But look anywhere in the world of technology – emails, texts, social media, and blogs – all over the globe and it abounds everywhere. Look at your newsfeed on Facebook today – July 22, 2015 – and look at all the posts about “rights” that are intentionally inciting that fill your page.

Quintessential leaders reject all speech, written or spoken, that is inciting. It has no place in what they write or say or share or endorse.

Quintessential leaders determine the appropriateness of the words they speak and writeAnother criteria that quintessential leaders use to evaluate the words they speak and write is appropriateness.

There are several aspects of appropriateness that get overlooked in the speech that we write and we speak.

Is it vulgarsuggestive, or profanity-laden? If it is, then quintessential leaders will reject it outright from the words they write and the words they speak.

But here’s a nuance of this that a lot of people simply don’t filter and this really makes quintessential leaders stand out as exceptions. 

While the content itself is not vulgar, suggestive, or profanity-laden, in the case of sharing or endorsing on social media, the site it’s being shared from is. It never ceases to amaze me how much of this happens on a regular basis.

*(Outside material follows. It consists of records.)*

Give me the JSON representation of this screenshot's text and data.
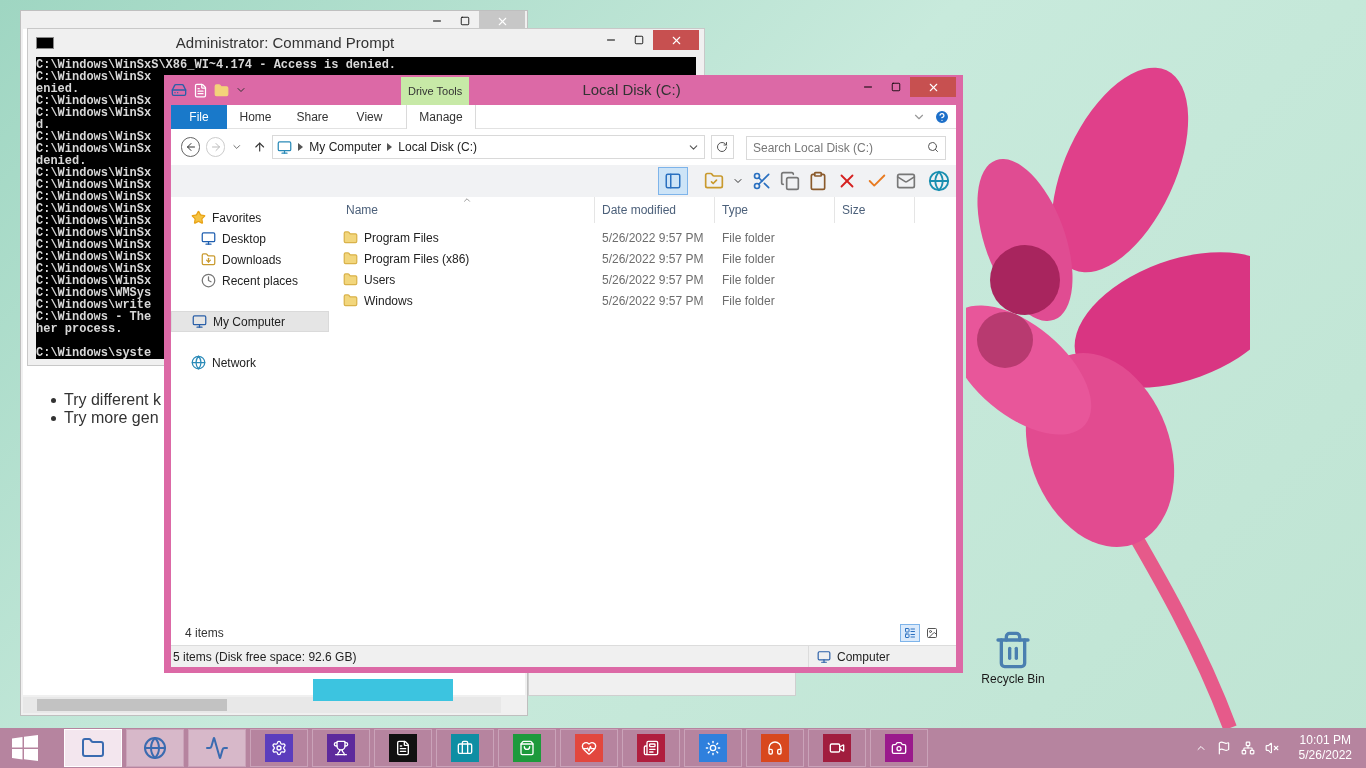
{
  "browser_window": {
    "bullets": [
      "Try different k",
      "Try more gen"
    ]
  },
  "command_prompt": {
    "title": "Administrator: Command Prompt",
    "lines": [
      "C:\\Windows\\WinSxS\\X86_WI~4.174 - Access is denied.",
      "C:\\Windows\\WinSx",
      "enied.",
      "C:\\Windows\\WinSx",
      "C:\\Windows\\WinSx",
      "d.",
      "C:\\Windows\\WinSx",
      "C:\\Windows\\WinSx",
      "denied.",
      "C:\\Windows\\WinSx",
      "C:\\Windows\\WinSx",
      "C:\\Windows\\WinSx",
      "C:\\Windows\\WinSx",
      "C:\\Windows\\WinSx",
      "C:\\Windows\\WinSx",
      "C:\\Windows\\WinSx",
      "C:\\Windows\\WinSx",
      "C:\\Windows\\WinSx",
      "C:\\Windows\\WinSx",
      "C:\\Windows\\WMSys",
      "C:\\Windows\\write",
      "C:\\Windows - The",
      "her process."
    ],
    "prompt_line": "C:\\Windows\\syste"
  },
  "explorer": {
    "title": "Local Disk (C:)",
    "context_tab": "Drive Tools",
    "ribbon_tabs": [
      {
        "label": "File",
        "kind": "file"
      },
      {
        "label": "Home",
        "kind": "tab"
      },
      {
        "label": "Share",
        "kind": "tab"
      },
      {
        "label": "View",
        "kind": "tab"
      },
      {
        "label": "Manage",
        "kind": "context"
      }
    ],
    "breadcrumb": [
      "My Computer",
      "Local Disk (C:)"
    ],
    "search": {
      "placeholder": "Search Local Disk (C:)"
    },
    "nav": [
      {
        "label": "Favorites",
        "selected": false,
        "children": [
          {
            "label": "Desktop",
            "selected": false
          },
          {
            "label": "Downloads",
            "selected": false
          },
          {
            "label": "Recent places",
            "selected": false
          }
        ]
      },
      {
        "label": "My Computer",
        "selected": true
      },
      {
        "label": "Network",
        "selected": false
      }
    ],
    "columns": [
      "Name",
      "Date modified",
      "Type",
      "Size"
    ],
    "rows": [
      {
        "name": "Program Files",
        "date": "5/26/2022 9:57 PM",
        "type": "File folder"
      },
      {
        "name": "Program Files (x86)",
        "date": "5/26/2022 9:57 PM",
        "type": "File folder"
      },
      {
        "name": "Users",
        "date": "5/26/2022 9:57 PM",
        "type": "File folder"
      },
      {
        "name": "Windows",
        "date": "5/26/2022 9:57 PM",
        "type": "File folder"
      }
    ],
    "item_count": "4 items",
    "status_bar": {
      "left": "5 items (Disk free space: 92.6 GB)",
      "right": "Computer"
    }
  },
  "desktop_icons": [
    {
      "label": "Recycle Bin"
    }
  ],
  "taskbar": {
    "apps": [
      {
        "kind": "desktop",
        "selected": true,
        "color": "#f3e6ee"
      },
      {
        "kind": "desktop",
        "selected": false,
        "color": "#d7b8c9"
      },
      {
        "kind": "desktop",
        "selected": false,
        "color": "#d7b8c9"
      },
      {
        "kind": "tile",
        "selected": false,
        "color": "#5b3dbd"
      },
      {
        "kind": "tile",
        "selected": false,
        "color": "#5d2a9c"
      },
      {
        "kind": "tile",
        "selected": false,
        "color": "#111111"
      },
      {
        "kind": "tile",
        "selected": false,
        "color": "#0e8ea3"
      },
      {
        "kind": "tile",
        "selected": false,
        "color": "#1d9a3c"
      },
      {
        "kind": "tile",
        "selected": false,
        "color": "#e2473e"
      },
      {
        "kind": "tile",
        "selected": false,
        "color": "#b01e3e"
      },
      {
        "kind": "tile",
        "selected": false,
        "color": "#2f80dd"
      },
      {
        "kind": "tile",
        "selected": false,
        "color": "#d8481e"
      },
      {
        "kind": "tile",
        "selected": false,
        "color": "#a11d3e"
      },
      {
        "kind": "tile",
        "selected": false,
        "color": "#9a1a8c"
      }
    ],
    "time": "10:01 PM",
    "date": "5/26/2022"
  }
}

Quintessential leaders look at everything and if there is anything anywhere that is inappropriate, they reject it completely as acceptable speech.

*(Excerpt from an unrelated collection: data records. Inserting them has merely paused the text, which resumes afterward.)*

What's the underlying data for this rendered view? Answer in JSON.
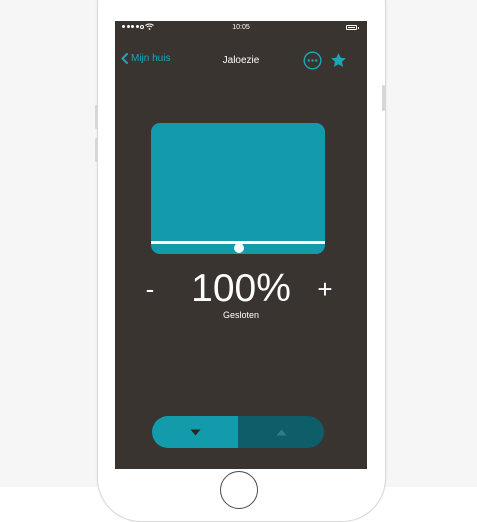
{
  "status_bar": {
    "time": "10:05"
  },
  "nav": {
    "back_label": "Mijn huis",
    "title": "Jaloezie",
    "icons": {
      "back": "chevron-left-icon",
      "more": "more-options-icon",
      "favorite": "star-icon"
    }
  },
  "blind": {
    "position_percent": 100,
    "colors": {
      "blind": "#139aab",
      "screen_bg": "#3a3431",
      "accent": "#1aa6b7"
    }
  },
  "controls": {
    "minus_label": "-",
    "plus_label": "+",
    "value_label": "100%",
    "status_label": "Gesloten"
  },
  "toggle": {
    "down_icon": "arrow-down-icon",
    "up_icon": "arrow-up-icon",
    "colors": {
      "down": "#139aab",
      "up": "#0e5e69"
    }
  }
}
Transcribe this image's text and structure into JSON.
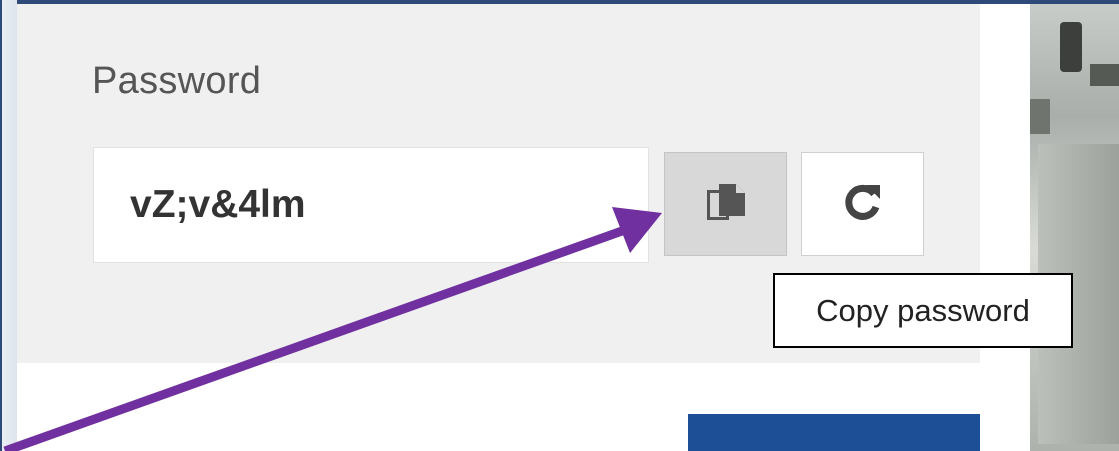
{
  "password_section": {
    "label": "Password",
    "value": "vZ;v&4lm",
    "copy_button": {
      "icon": "copy-icon"
    },
    "refresh_button": {
      "icon": "refresh-icon"
    },
    "tooltip": "Copy password"
  },
  "annotation": {
    "arrow_color": "#7030a0",
    "points_to": "copy-button"
  },
  "colors": {
    "panel_background": "#f0f0f0",
    "primary_button": "#1d4f97",
    "copy_button_active": "#d8d8d8",
    "window_frame": "#2e4a78"
  }
}
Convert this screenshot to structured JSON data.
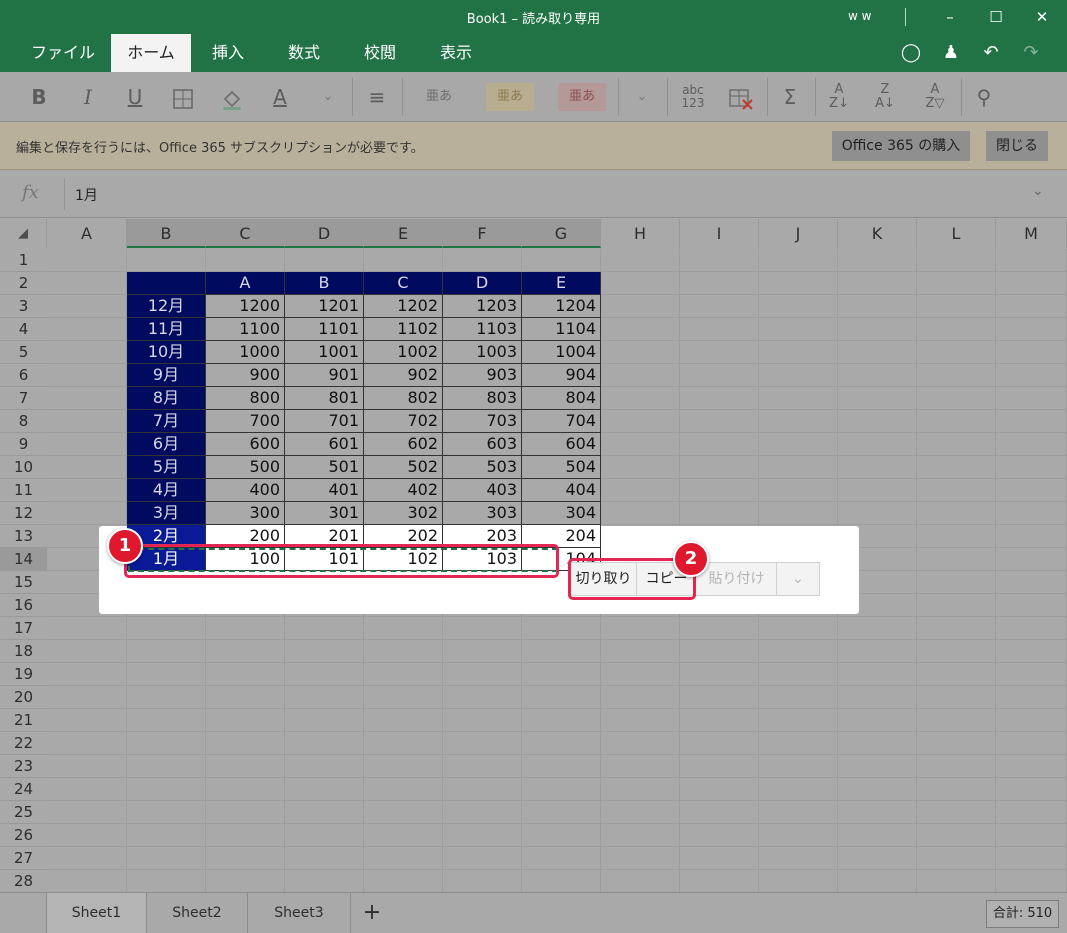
{
  "titlebar": {
    "title": "Book1 – 読み取り専用",
    "user": "w w"
  },
  "tabs": [
    "ファイル",
    "ホーム",
    "挿入",
    "数式",
    "校閲",
    "表示"
  ],
  "ribbon": {
    "styles": [
      "亜あ",
      "亜あ",
      "亜あ"
    ],
    "numformat_top": "abc",
    "numformat_bottom": "123"
  },
  "notice": {
    "message": "編集と保存を行うには、Office 365 サブスクリプションが必要です。",
    "buy": "Office 365 の購入",
    "close": "閉じる"
  },
  "formula": {
    "fx": "fx",
    "value": "1月"
  },
  "columns": [
    "A",
    "B",
    "C",
    "D",
    "E",
    "F",
    "G",
    "H",
    "I",
    "J",
    "K",
    "L",
    "M"
  ],
  "rows": [
    "1",
    "2",
    "3",
    "4",
    "5",
    "6",
    "7",
    "8",
    "9",
    "10",
    "11",
    "12",
    "13",
    "14",
    "15",
    "16",
    "17",
    "18",
    "19",
    "20",
    "21",
    "22",
    "23",
    "24",
    "25",
    "26",
    "27",
    "28"
  ],
  "table": {
    "headers": [
      "A",
      "B",
      "C",
      "D",
      "E"
    ],
    "row_labels": [
      "12月",
      "11月",
      "10月",
      "9月",
      "8月",
      "7月",
      "6月",
      "5月",
      "4月",
      "3月",
      "2月",
      "1月"
    ],
    "values": [
      [
        "1200",
        "1201",
        "1202",
        "1203",
        "1204"
      ],
      [
        "1100",
        "1101",
        "1102",
        "1103",
        "1104"
      ],
      [
        "1000",
        "1001",
        "1002",
        "1003",
        "1004"
      ],
      [
        "900",
        "901",
        "902",
        "903",
        "904"
      ],
      [
        "800",
        "801",
        "802",
        "803",
        "804"
      ],
      [
        "700",
        "701",
        "702",
        "703",
        "704"
      ],
      [
        "600",
        "601",
        "602",
        "603",
        "604"
      ],
      [
        "500",
        "501",
        "502",
        "503",
        "504"
      ],
      [
        "400",
        "401",
        "402",
        "403",
        "404"
      ],
      [
        "300",
        "301",
        "302",
        "303",
        "304"
      ],
      [
        "200",
        "201",
        "202",
        "203",
        "204"
      ],
      [
        "100",
        "101",
        "102",
        "103",
        "104"
      ]
    ]
  },
  "context_menu": {
    "cut": "切り取り",
    "copy": "コピー",
    "paste": "貼り付け"
  },
  "badges": [
    "1",
    "2"
  ],
  "sheets": [
    "Sheet1",
    "Sheet2",
    "Sheet3"
  ],
  "add_sheet": "+",
  "status": "合計: 510",
  "colors": {
    "accent": "#217346",
    "header_blue": "#000a5e",
    "badge": "#e0182e"
  }
}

Quintessential leaders analyze the impact of the words they speak and writeA final criteria that quintessential leaders use regarding speech is its impact.

Is it disrespectful? Disrespect is commonplace in our society. Although at times its impact is supposed to be diminished by characterizing disrespect as a joke, in the end it is still disrespect.

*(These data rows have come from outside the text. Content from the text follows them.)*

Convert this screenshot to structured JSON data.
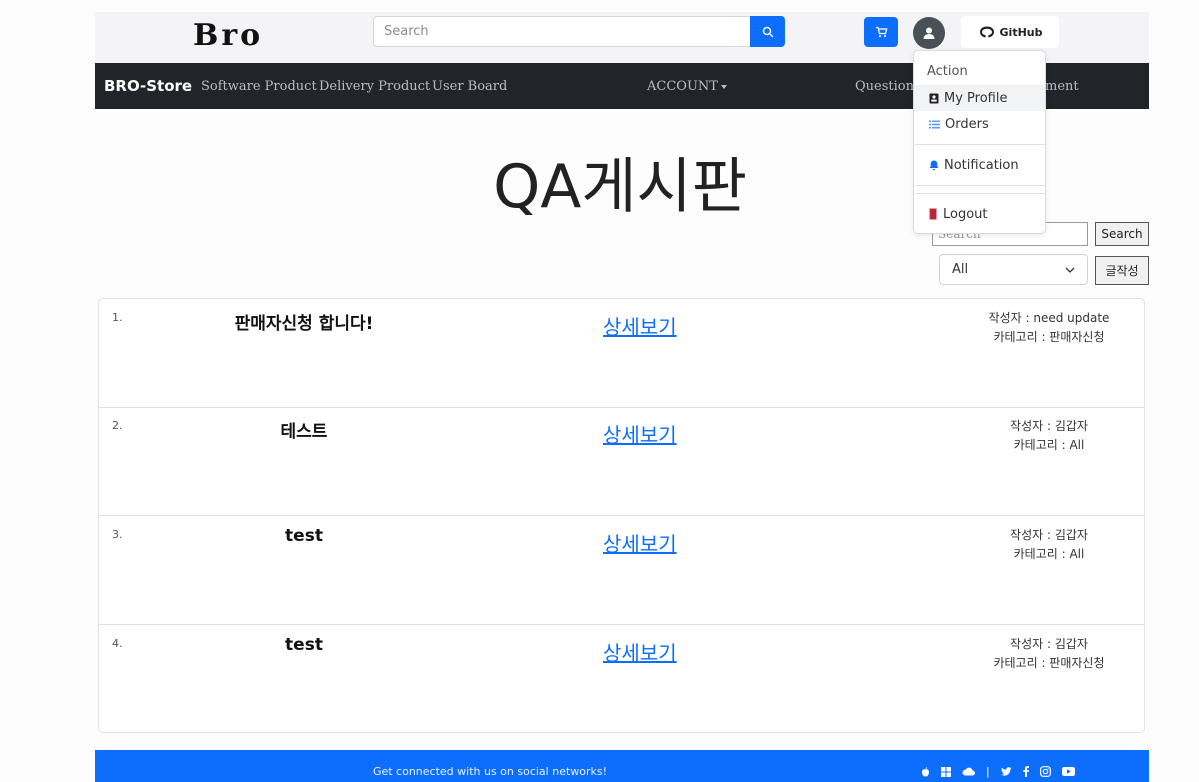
{
  "header": {
    "logo": "Bro",
    "search_placeholder": "Search",
    "github_label": "GitHub"
  },
  "nav": {
    "brand": "BRO-Store",
    "links": [
      "Software Product",
      "Delivery Product",
      "User Board"
    ],
    "account": "ACCOUNT",
    "question": "Question",
    "notice_partial": "ment"
  },
  "dropdown": {
    "header": "Action",
    "items": [
      {
        "label": "My Profile",
        "icon": "profile-icon"
      },
      {
        "label": "Orders",
        "icon": "list-icon"
      },
      {
        "label": "Notification",
        "icon": "bell-icon"
      },
      {
        "label": "Logout",
        "icon": "logout-icon"
      }
    ]
  },
  "board": {
    "title": "QA게시판",
    "search_placeholder": "Search",
    "search_button": "Search",
    "category_selected": "All",
    "write_button": "글작성",
    "posts": [
      {
        "num": "1.",
        "title": "판매자신청 합니다!",
        "link": "상세보기",
        "author": "작성자 : need update",
        "category": "카테고리 : 판매자신청"
      },
      {
        "num": "2.",
        "title": "테스트",
        "link": "상세보기",
        "author": "작성자 : 김갑자",
        "category": "카테고리 : All"
      },
      {
        "num": "3.",
        "title": "test",
        "link": "상세보기",
        "author": "작성자 : 김갑자",
        "category": "카테고리 : All"
      },
      {
        "num": "4.",
        "title": "test",
        "link": "상세보기",
        "author": "작성자 : 김갑자",
        "category": "카테고리 : 판매자신청"
      }
    ]
  },
  "footer": {
    "text": "Get connected with us on social networks!",
    "icons": [
      "apple-icon",
      "windows-icon",
      "cloud-icon",
      "twitter-icon",
      "facebook-icon",
      "instagram-icon",
      "youtube-icon"
    ]
  },
  "colors": {
    "primary": "#0d6efd",
    "navbar": "#212529",
    "topbar": "#f4f4f6"
  }
}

There are many ways to disrespect others, but speech that impugns motives not in evidence, that points out personal and private flaws and issues, that condemns obliquely (the person/people being condemned is/are unnamed), and that viciously attacks people who are unable to defend themselves (this is bullying, by the way, and adults do it just as much, if not more than, as kids do) are the most common forms of disrespect.

While quintessential leaders may address big-picture issues and things they find legitimate fault with and/or disagree with in the speech they use in writing and speaking, they are always careful to show respect in these areas. When we stop being decent human beings to each other, then we cannot claim to be quintessential leaders.

Is it libelous? Speech that directly attacks another human being by name – quintessential leaders don’t do this because the reality is that none of us can really be inside the head, the heart, the soul of another person and it’s always wise to give the benefit of doubt – is never a good idea.

For a lot of reasons.

First, even if there’s no legal action taken, we’re all on shaky ground with things we cannot definitively prove through firsthand knowledge or by factual evidence.

Second, many reputations have been ruined by these kinds of attacks which were based on innuendo and rumor. When the facts later negated the attack, it was too late for the person attacked to recover.

Third, put yourself in the person’s shoes that you want to attack and smear by name. Would you want someone to do that to you? I don’t think any of us would, but this is one of the many things that quintessential leaders consider in the speech they choose to write and speak.

Does it give a negative and/or false impression about us? I don’t think many of us really consider what our speech says about us. I think if we did – and quintessential leaders always do – we would be much more circumspect about what we say and write or share and endorse (social media).

Now is the point where each of us, striving to be quintessential leaders, need, not to look at everyone else, but to look at ourselves in how we use the freedom of speech in what we say and what we write.

What is the intent of the words we speak and write and share and endorese (social media)?

Is the speech that we use to say and write and share and endorse (social media) things appropriate?

What impact does the speech that we speak with, write with, and share and endorse (social media) have?

How are we doing?